Aside from landing a lucky knee in the clinch, I just don’t see how Craig gets the better of Rua (even in a declined state). If you also factor that Craig is taking this fight on short notice and will be in hostile territory, I only see this fight going one way.
I managed to get some early action on “Shogun” at -182, although I feel his current price of -275 is about accurate.
Jan Blachowicz vs. Ronaldo “Jacare” Souza
If you were to make a short list of the best jiu-jitsu players to compete in MMA, Ronaldo “Jacare” Souza would certainly be mentioned. The Brazilian is renowned for taking opponents down and ironing them out.
This isn’t to say Souza is out of his depth on the feet, because he isn’t. He does his best work at mid-range with hooks and has concussive power in his hands.
After a mixed run of form in recent middleweight contests, he’s moving up to the light heavyweight division at 39-years-of-age.
While Souza didn’t look undersized in the staredowns for this main event, he will be at a 6-inch reach disadvantage (which might be significant given the difference in striking styles).
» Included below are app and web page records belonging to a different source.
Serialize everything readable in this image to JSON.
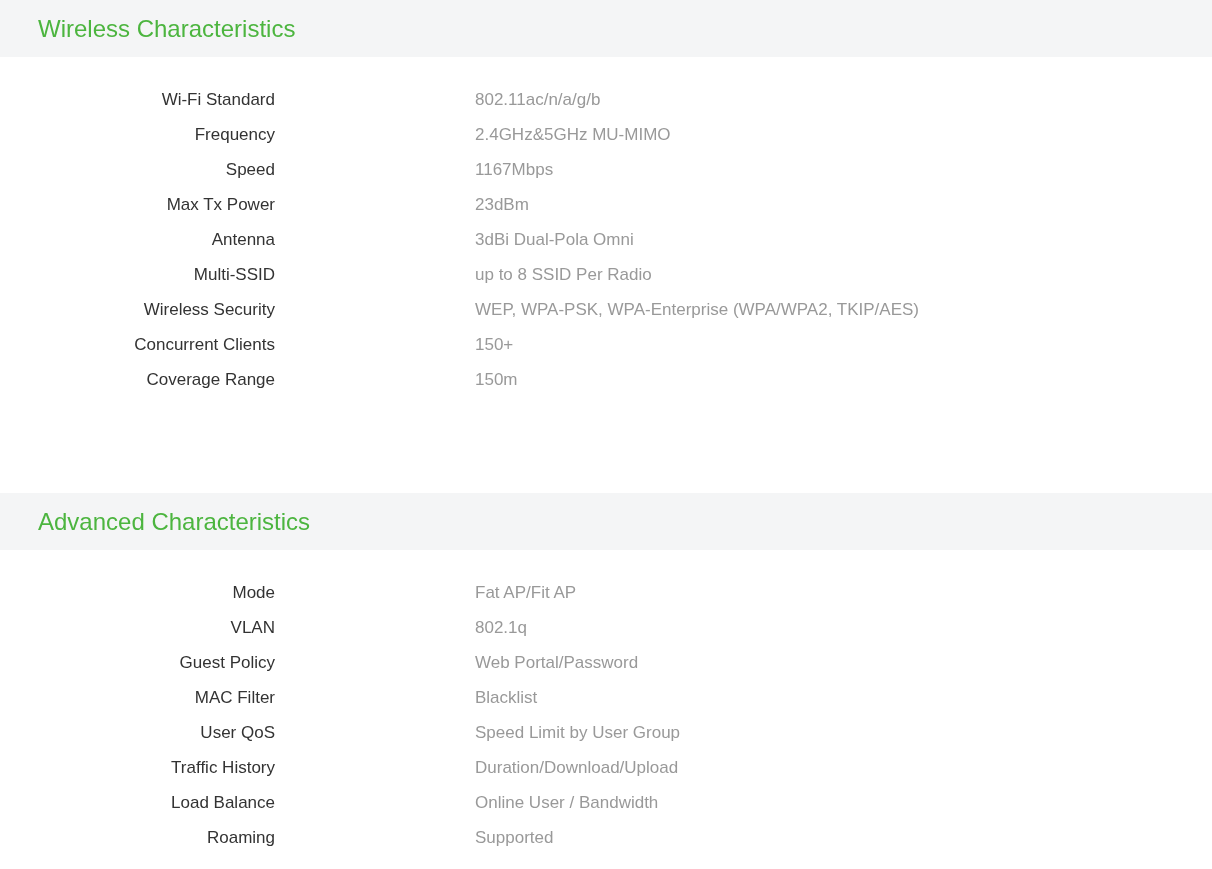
{
  "sections": [
    {
      "title": "Wireless Characteristics",
      "rows": [
        {
          "label": "Wi-Fi Standard",
          "value": "802.11ac/n/a/g/b"
        },
        {
          "label": "Frequency",
          "value": "2.4GHz&5GHz MU-MIMO"
        },
        {
          "label": "Speed",
          "value": "1167Mbps"
        },
        {
          "label": "Max Tx Power",
          "value": "23dBm"
        },
        {
          "label": "Antenna",
          "value": "3dBi Dual-Pola Omni"
        },
        {
          "label": "Multi-SSID",
          "value": "up to 8 SSID Per Radio"
        },
        {
          "label": "Wireless Security",
          "value": "WEP, WPA-PSK, WPA-Enterprise (WPA/WPA2, TKIP/AES)"
        },
        {
          "label": "Concurrent Clients",
          "value": "150+"
        },
        {
          "label": "Coverage Range",
          "value": "150m"
        }
      ]
    },
    {
      "title": "Advanced Characteristics",
      "rows": [
        {
          "label": "Mode",
          "value": "Fat AP/Fit AP"
        },
        {
          "label": "VLAN",
          "value": "802.1q"
        },
        {
          "label": "Guest Policy",
          "value": "Web Portal/Password"
        },
        {
          "label": "MAC Filter",
          "value": "Blacklist"
        },
        {
          "label": "User QoS",
          "value": "Speed Limit by User Group"
        },
        {
          "label": "Traffic History",
          "value": "Duration/Download/Upload"
        },
        {
          "label": "Load Balance",
          "value": "Online User / Bandwidth"
        },
        {
          "label": "Roaming",
          "value": "Supported"
        }
      ]
    }
  ]
}
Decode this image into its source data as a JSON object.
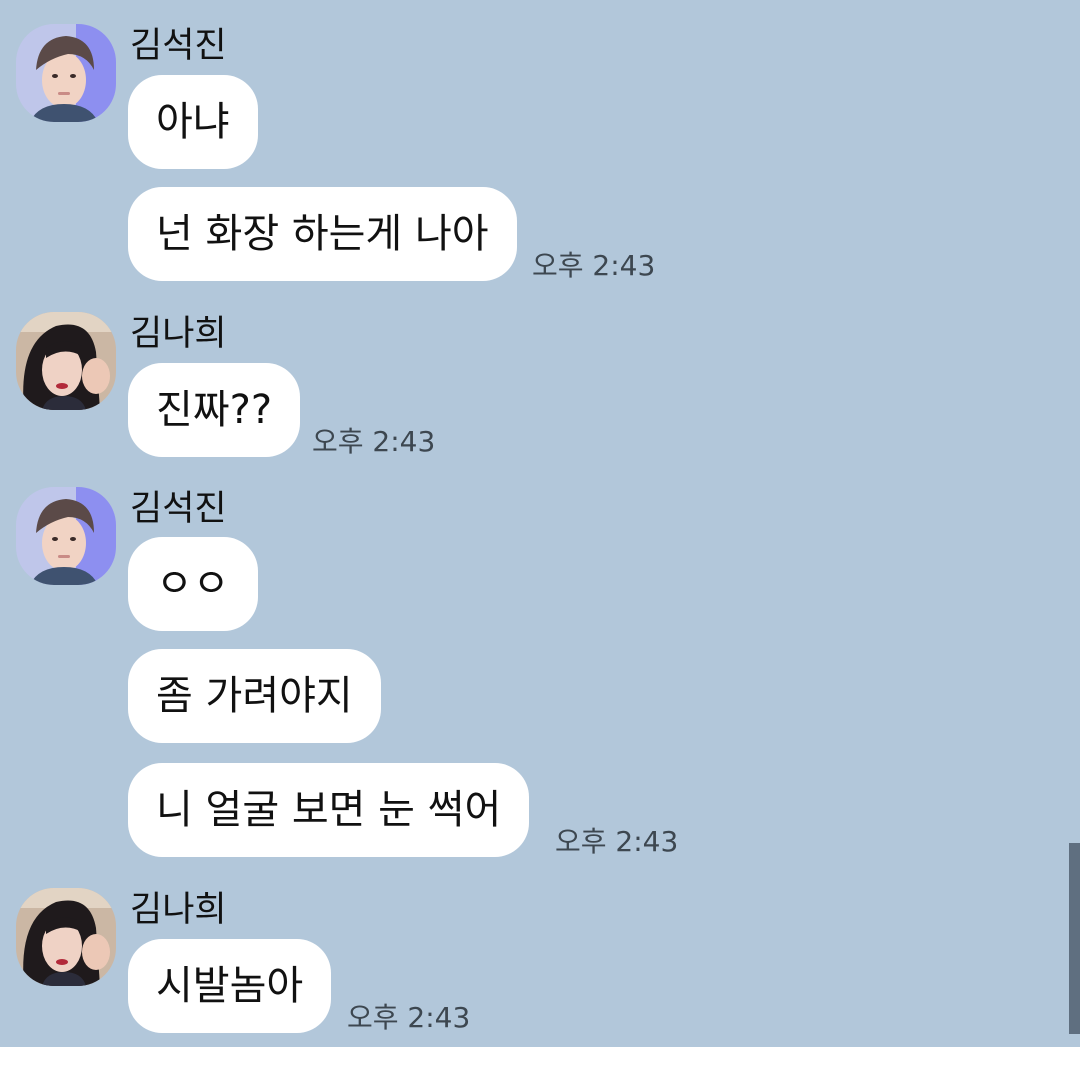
{
  "messages": [
    {
      "sender": "김석진",
      "bubbles": [
        "아냐",
        "넌 화장 하는게 나아"
      ],
      "time": "오후 2:43"
    },
    {
      "sender": "김나희",
      "bubbles": [
        "진짜??"
      ],
      "time": "오후 2:43"
    },
    {
      "sender": "김석진",
      "bubbles": [
        "ㅇㅇ",
        "좀 가려야지",
        "니 얼굴 보면 눈 썩어"
      ],
      "time": "오후 2:43"
    },
    {
      "sender": "김나희",
      "bubbles": [
        "시발놈아"
      ],
      "time": "오후 2:43"
    }
  ],
  "colors": {
    "chat_background": "#b2c7da",
    "bubble": "#ffffff",
    "timestamp_text": "#3d4750",
    "scrollbar": "#5f6f80"
  },
  "icons": {
    "jin_avatar": "avatar-photo-man",
    "nahee_avatar": "avatar-photo-woman"
  }
}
Poland’s Jan Blachowicz is much better equipped at fighting at distance. With a piercing jab as well as other tools in his arsenal, Blachowicz will look to keep the more compact Souza at bay.
At 36-years-of-age, the Pole has been putting in the best performances of his career. A few years ago, his takedown defense was weak and his gas tank was suspicious. He seems to have thoroughly addressed these issues.
Blachowicz won’t want to be on his back at any point in the fight, but he is a legitimate black belt and thus won’t be a helpless turtle on the mat like some of Souza’s past opponents. Still, I’m inclined to believe the Polish fighter’s takedown defense holds up, especially against a smaller opponent that is new to the weight class.
I believe Jan Blachowicz has the ability to turn this fight into a kickboxing match at range, but I don’t think there is much value on him at -200. I’ll pass on this main event, but will reconsider if I can get a better price on the Polish fighter.
My Main Plays
- 1 unit on Randy Brown at +100
- 1.5 units on Ricardo Ramos and Petr Yan at -136
- 2.5 units on Charles Oliveira and Mauricio Rua at +117
After Saturday we have a nice long break before UFC Washington. However, the hustle doesn’t stop and I’ll be betting some of the smaller events taking place during this break. If you want my plays for these cards, get them via email.